Participants like Peter Rispoli, who grew up in Aspen, said he spent most of his Saturday watching the country “unfold in chaos” as a result of Floyd’s death and wanted to express his outrage and disapproval, too.

“A lot of people aren’t necessarily oppressed themselves but are still enraged,” Rispoli said. He found out about Sunday’s demonstration through Instagram. “This (protest) exceeded my expectations and shows a lot of people care.”

Alma Garrett and Kyle Light expressed similar thoughts, all three saying they feel even though the majority of Aspenites don’t see or experience a lot of oppression in their daily lives that the community has an important role to play in speaking out against it.

“When a lot of people think of privilege one of the first places they think of is Aspen, and it’s true,” Light said. “We’re able to switch off and ignore things like this.”

“That’s why there’s an extra need for people here to go out and show that this isn’t right. … There’s white privilege here and we know it, which is why we need to show the rest of the world where we stand,” Rispoli added.

The three locals said they hope the Aspen community can come together and form one voice to speak out against what has happened to Floyd and other Americans of color, and use its international platform as a tool for more good.

“It’s time for (Aspen) to step up and take a stand,” Garrett said.

After more than two hours of chanting and walking signs with phrases like “Aspen isn’t untouched,” and “We will not be ignored” written on them around the city core, many Sunday participants said they plan to return to Wagner Park next weekend to peacefully protest with Figgins, continuing to take a stand and to advocate for more community action in response to Floyd’s death.

“We’re not here to destroy, we’re here to create a change,” Figgins said to the group Sunday. “If we in this community do not sacrifice the things that we have, there will be no change and nobody will be free. If we’re not all free, nobody is free.”

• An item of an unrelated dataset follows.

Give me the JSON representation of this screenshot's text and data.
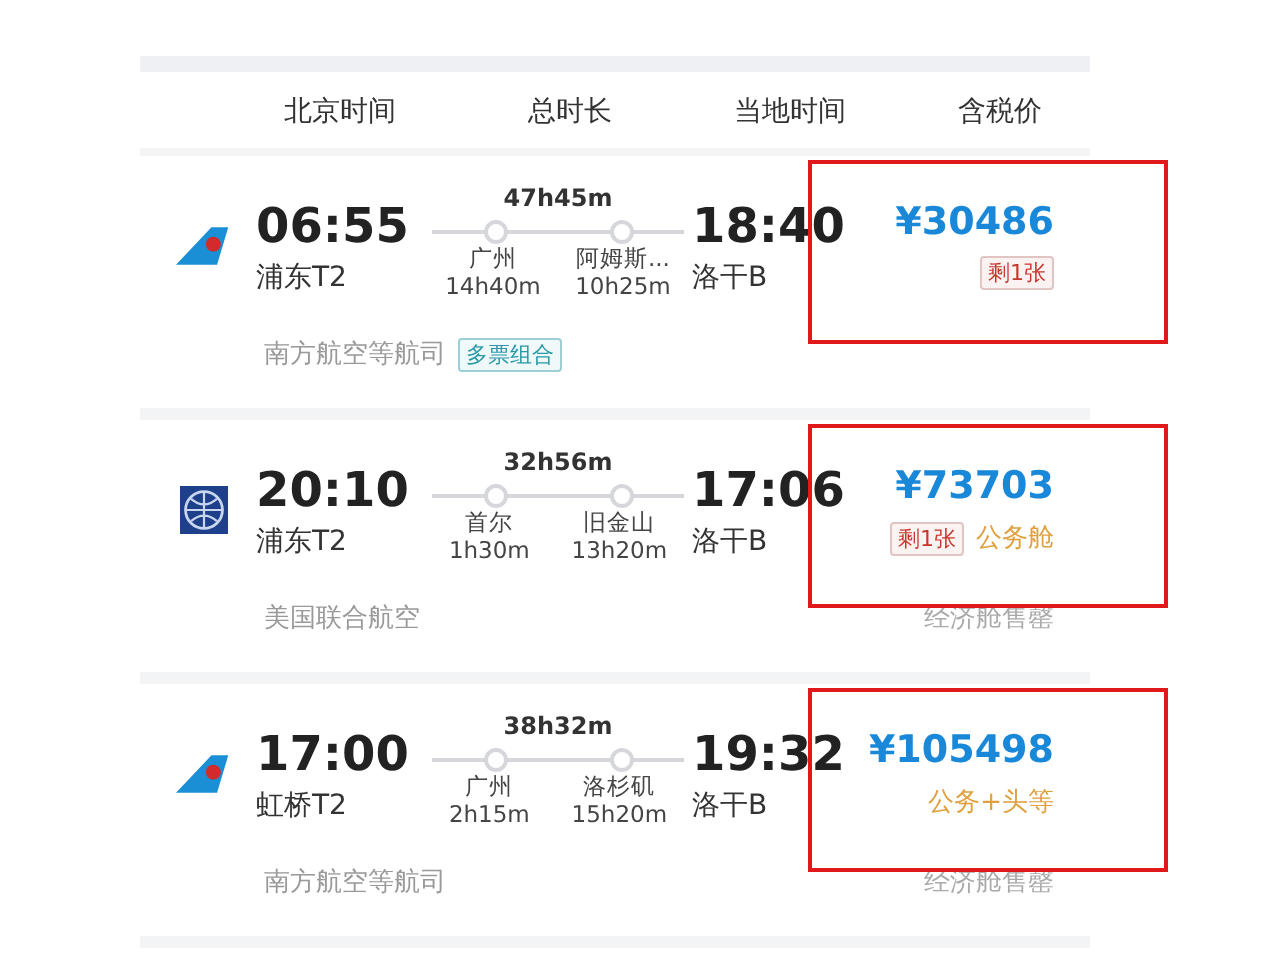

Figgins posted Sunday night on Instagram that she will hold rallies again this coming weekend starting at 10 a.m. at Wagner Park on Saturday and Sunday.